wagga-food

Okay, so I have part blame too, loving eating so much and a natural curiosity to try a bit of everything (if they order 20 dishes in yum cha for example, I’ll try each and every one of them), but then my family is again to¬†blame, because at home I would cut things in half so I can try a small piece of everything, but here, they’re so rigid, and thinks I’m rude for doing that.. making me eat a huge piece of everything).

But anyway, aside from my health, I’ve been having wonderful meals down in New South Wales. Good food.

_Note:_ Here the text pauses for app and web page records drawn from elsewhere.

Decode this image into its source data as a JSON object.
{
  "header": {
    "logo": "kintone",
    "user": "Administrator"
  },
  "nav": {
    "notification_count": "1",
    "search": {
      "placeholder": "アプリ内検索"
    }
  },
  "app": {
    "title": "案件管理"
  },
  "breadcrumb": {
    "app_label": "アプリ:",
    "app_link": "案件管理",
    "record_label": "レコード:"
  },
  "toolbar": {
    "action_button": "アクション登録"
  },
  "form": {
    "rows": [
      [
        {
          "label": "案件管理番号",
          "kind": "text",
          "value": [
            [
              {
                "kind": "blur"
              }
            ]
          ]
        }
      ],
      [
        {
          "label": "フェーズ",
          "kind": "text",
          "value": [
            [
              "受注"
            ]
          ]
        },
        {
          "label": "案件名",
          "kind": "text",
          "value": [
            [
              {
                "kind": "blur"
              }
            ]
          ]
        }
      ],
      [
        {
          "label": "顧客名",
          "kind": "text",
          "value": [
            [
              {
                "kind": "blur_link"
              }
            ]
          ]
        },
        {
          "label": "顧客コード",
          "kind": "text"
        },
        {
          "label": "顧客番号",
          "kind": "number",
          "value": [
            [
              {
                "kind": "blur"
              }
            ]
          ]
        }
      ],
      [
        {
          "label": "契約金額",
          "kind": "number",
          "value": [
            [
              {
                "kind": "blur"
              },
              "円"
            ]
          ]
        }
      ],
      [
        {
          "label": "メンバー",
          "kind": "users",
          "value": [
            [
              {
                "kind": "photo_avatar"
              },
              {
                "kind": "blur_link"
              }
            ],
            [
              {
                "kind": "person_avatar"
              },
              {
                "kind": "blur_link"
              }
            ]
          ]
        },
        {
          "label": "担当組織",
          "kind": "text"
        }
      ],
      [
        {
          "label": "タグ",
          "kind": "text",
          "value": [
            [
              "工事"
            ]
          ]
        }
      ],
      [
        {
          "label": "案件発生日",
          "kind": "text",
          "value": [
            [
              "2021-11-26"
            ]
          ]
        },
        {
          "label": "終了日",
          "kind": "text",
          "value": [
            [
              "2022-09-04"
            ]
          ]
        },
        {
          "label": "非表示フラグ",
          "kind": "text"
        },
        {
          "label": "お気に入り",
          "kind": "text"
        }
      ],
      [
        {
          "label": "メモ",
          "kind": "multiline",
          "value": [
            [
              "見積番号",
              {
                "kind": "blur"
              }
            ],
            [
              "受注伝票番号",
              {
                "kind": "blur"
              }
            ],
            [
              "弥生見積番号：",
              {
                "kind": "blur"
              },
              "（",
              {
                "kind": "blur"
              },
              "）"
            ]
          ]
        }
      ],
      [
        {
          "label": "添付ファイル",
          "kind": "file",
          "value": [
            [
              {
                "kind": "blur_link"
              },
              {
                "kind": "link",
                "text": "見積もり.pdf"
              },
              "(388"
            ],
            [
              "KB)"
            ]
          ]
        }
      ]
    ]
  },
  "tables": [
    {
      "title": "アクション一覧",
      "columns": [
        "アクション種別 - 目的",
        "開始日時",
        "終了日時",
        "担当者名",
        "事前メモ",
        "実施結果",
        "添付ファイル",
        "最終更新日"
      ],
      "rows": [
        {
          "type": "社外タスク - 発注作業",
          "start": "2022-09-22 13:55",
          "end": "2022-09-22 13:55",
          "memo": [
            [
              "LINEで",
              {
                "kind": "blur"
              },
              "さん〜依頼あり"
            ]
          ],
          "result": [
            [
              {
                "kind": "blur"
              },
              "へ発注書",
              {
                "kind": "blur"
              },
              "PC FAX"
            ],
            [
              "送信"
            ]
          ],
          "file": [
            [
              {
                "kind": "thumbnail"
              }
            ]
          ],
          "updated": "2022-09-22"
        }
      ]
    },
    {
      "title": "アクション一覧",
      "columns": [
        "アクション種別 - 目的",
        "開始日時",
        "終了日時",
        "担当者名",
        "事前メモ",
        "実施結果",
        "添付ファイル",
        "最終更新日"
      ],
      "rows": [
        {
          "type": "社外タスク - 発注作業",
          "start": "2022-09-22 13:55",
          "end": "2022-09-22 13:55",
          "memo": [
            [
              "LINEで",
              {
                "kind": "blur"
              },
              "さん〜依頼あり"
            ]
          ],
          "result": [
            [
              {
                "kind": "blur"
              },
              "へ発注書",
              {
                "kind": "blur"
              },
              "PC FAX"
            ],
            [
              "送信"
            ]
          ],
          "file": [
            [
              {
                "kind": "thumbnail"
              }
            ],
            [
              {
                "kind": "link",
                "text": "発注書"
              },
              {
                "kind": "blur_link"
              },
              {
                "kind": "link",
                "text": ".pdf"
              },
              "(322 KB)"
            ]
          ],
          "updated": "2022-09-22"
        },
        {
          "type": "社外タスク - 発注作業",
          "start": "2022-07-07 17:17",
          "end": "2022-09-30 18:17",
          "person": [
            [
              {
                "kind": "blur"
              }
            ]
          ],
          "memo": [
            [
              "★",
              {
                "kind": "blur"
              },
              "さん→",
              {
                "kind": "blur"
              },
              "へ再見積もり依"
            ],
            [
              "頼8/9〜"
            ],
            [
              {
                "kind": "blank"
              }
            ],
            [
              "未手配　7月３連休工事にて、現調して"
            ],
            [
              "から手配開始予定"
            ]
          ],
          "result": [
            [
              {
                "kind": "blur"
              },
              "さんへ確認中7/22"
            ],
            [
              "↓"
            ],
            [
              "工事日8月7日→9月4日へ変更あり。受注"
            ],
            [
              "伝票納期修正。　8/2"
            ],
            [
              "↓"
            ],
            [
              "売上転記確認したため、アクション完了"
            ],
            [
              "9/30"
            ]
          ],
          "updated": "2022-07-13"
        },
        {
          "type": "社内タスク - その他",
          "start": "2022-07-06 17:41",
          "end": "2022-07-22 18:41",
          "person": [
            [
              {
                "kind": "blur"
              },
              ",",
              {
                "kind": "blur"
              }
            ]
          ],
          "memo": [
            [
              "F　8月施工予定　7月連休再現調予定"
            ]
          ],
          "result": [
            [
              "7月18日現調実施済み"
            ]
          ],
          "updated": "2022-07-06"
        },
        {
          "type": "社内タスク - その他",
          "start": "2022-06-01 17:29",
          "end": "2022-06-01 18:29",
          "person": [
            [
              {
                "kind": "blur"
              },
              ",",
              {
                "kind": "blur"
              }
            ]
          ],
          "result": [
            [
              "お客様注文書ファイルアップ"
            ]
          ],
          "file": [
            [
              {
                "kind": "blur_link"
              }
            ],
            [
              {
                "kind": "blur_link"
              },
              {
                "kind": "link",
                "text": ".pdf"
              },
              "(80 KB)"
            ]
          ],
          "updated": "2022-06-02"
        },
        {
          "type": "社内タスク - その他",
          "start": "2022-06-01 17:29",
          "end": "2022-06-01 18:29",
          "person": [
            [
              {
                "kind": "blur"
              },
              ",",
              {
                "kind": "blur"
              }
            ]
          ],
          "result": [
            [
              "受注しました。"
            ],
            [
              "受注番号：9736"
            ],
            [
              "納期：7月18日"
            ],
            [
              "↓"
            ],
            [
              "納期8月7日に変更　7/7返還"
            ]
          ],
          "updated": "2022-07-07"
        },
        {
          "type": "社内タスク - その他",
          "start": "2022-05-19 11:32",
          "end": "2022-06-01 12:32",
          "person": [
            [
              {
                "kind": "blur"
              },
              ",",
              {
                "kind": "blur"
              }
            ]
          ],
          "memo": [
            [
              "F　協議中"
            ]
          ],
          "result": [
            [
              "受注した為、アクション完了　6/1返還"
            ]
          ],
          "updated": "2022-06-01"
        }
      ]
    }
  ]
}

I just went to a Vietnamese restaurant today with uncle, and we ordered the pork and shrimp rice roll for entree, and beef with lemongrass and chilli, and combination meats (chicken, shrimp, beef, pork) in tammarind sauce. My uncle, having such an astute tongue, commented the mains were a good combination because the two had very distinct flavours of their own and stood out individually, rather than the common problem of ordering two very similar dishes that just taste the same (very easy mistake¬†to do in an Asian restaurant where all the dishes are doused in¬†sauces which¬†are practically identical). The¬†spicy, poignant flavour of the beef contrasted well with the sourness of the tarramind sauce.¬†So it got me thinking… it’s rarely discussed, the matching of dishes in one meal, but it’s such an important thing, and I wonder why that is? Perhaps most Western people are less lavish than us Chinese, and just have one main with a salad to match. Much more simple.

This restaurant, called Saigon restaurant (it’s in Wagga Wagga),¬† was the first time I tried those lovely Vietnamese spring rolls and fell head over heels for. In this version, it’s made with fillings of¬†shrimp, pork shreds (it’s marinated, not just plain), vermicelli noodles, lettuce, carrots, bean sprouts, Thai basil, with the dipping sauce probably made of hoisin sauce with crushed peanuts on top. I don’t know how authentic it is, but it seems to taste nicer than the ones in Brisbane. That’s probably because there’s coriander leaves (yuck), and maybe the sauce wasn’t the super sweet hoisin sauce. It’s probably more authentic in Brisbane, I remember there’s always a little strip of green protruding from the ends of the rolls. Oh well. I think I’ve had enough rambling for today. My goal for the rest of the holiday: to say ‘no’ when I am already stuffed, and avoid further stomach aches.

(P.S. I’ll upload some pertinent photos when I get the chance)